[Data about app and page elements]
━━━━━━━━━━━━━━━━━━━━━━━━━━━━━━
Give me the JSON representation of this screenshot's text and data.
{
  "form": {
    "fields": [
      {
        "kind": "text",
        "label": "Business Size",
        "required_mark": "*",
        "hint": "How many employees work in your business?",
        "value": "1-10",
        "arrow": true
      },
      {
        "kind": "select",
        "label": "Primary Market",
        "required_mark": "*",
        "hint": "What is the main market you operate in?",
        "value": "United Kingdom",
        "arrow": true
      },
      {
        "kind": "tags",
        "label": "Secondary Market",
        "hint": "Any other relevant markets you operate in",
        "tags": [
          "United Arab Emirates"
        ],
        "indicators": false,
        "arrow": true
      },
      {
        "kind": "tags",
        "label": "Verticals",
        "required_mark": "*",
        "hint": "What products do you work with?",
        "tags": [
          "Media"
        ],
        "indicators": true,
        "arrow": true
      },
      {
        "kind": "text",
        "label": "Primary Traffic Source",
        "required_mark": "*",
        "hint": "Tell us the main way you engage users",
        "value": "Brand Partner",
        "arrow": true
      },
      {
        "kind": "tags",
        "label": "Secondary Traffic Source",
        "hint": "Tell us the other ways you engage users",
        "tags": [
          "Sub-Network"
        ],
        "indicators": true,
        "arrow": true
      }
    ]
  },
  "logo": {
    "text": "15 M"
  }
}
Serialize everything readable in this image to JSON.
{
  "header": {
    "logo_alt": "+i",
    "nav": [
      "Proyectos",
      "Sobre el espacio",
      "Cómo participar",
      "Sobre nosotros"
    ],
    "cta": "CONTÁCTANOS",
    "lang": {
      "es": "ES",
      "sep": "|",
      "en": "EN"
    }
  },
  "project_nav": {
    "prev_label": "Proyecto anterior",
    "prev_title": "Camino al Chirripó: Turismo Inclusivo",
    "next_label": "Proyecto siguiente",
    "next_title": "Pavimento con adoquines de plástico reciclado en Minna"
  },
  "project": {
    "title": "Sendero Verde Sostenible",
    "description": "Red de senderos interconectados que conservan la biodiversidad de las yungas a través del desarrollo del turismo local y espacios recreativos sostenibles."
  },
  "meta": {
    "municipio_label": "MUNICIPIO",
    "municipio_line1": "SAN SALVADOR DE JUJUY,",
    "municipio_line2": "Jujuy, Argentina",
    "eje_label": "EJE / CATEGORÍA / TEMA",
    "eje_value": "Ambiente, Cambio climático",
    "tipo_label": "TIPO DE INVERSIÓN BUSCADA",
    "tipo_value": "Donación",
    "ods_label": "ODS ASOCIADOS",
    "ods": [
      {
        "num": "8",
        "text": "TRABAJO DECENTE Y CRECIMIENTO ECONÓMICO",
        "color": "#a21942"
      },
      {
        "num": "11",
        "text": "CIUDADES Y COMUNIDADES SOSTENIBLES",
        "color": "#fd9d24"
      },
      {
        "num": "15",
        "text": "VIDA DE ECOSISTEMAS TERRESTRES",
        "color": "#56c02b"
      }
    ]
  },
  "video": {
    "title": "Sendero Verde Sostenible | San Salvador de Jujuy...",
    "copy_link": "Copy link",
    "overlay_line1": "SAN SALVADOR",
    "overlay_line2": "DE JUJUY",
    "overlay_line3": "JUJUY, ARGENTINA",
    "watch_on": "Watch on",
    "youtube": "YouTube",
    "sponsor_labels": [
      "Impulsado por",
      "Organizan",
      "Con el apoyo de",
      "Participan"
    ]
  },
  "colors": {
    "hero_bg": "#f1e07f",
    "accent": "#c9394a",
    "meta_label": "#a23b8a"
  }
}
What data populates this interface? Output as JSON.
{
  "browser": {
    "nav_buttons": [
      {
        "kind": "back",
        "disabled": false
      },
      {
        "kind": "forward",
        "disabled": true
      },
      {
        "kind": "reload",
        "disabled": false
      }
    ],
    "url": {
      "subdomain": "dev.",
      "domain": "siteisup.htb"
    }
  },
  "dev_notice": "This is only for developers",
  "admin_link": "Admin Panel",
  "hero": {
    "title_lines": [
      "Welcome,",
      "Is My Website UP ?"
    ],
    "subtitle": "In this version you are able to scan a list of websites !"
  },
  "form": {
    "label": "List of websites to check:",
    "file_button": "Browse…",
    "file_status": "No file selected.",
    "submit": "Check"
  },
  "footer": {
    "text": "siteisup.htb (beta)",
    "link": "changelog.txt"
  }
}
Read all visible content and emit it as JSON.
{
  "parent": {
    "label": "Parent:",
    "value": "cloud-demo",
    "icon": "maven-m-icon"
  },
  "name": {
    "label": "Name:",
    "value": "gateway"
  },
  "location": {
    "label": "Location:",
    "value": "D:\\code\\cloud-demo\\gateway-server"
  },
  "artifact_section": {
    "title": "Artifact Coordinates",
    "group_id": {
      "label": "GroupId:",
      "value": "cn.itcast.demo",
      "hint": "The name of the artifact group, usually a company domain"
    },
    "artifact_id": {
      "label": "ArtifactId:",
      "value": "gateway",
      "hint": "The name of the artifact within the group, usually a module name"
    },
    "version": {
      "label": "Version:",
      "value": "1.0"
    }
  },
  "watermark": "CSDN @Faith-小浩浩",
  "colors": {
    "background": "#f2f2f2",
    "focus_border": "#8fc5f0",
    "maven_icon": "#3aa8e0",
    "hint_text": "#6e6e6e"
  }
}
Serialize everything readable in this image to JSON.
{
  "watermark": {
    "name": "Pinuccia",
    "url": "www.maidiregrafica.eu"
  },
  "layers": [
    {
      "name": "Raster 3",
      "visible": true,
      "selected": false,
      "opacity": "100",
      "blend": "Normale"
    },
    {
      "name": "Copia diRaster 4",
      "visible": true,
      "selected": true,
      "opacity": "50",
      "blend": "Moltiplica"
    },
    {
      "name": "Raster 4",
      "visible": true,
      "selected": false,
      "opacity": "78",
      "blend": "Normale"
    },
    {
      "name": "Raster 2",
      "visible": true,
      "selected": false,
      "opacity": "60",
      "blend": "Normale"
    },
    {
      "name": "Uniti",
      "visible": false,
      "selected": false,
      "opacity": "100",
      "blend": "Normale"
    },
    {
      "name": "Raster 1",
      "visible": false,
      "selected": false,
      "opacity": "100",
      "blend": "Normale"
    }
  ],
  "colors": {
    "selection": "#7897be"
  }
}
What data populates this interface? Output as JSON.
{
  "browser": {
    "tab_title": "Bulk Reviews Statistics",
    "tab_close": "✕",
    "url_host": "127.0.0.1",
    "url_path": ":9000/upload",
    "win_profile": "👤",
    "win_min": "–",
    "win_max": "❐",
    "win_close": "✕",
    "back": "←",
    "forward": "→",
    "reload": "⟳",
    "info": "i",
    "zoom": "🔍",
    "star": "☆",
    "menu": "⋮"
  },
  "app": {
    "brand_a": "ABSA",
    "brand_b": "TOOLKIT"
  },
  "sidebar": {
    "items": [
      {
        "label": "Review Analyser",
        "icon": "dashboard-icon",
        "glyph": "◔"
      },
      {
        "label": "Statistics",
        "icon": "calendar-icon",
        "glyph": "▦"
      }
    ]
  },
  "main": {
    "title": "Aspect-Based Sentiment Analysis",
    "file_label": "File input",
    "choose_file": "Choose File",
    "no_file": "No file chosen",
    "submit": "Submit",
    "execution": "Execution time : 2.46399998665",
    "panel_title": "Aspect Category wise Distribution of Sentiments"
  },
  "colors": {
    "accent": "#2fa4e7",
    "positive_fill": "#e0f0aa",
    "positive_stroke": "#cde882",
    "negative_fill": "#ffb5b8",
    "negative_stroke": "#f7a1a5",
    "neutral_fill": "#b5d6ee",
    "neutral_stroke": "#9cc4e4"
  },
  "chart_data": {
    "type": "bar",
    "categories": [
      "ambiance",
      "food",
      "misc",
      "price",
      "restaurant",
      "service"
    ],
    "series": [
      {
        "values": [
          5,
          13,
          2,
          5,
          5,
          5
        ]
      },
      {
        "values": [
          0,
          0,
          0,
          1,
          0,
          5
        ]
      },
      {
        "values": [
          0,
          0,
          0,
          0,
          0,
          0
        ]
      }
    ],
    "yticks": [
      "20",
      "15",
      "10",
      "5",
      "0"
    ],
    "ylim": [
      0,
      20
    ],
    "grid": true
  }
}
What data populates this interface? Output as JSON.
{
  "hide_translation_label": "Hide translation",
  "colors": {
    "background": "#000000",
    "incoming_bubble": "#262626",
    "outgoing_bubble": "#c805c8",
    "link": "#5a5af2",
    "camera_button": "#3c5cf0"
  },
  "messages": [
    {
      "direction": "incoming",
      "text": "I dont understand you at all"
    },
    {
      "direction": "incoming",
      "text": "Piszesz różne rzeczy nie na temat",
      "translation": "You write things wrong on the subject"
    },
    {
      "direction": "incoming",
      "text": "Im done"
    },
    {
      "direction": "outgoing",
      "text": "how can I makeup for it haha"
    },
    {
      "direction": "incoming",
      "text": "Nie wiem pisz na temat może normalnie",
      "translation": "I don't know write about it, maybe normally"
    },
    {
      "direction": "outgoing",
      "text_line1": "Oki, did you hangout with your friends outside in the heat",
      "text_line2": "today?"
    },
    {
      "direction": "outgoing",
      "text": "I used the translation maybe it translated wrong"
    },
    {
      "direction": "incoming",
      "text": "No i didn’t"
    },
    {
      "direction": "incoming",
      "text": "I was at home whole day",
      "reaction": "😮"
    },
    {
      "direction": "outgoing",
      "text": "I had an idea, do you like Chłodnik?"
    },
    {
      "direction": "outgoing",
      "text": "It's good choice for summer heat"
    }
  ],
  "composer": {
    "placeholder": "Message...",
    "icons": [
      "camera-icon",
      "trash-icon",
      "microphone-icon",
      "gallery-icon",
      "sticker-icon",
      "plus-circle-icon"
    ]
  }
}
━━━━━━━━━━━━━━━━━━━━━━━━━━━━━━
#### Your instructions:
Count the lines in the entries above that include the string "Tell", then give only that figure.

#### Expected answer:
2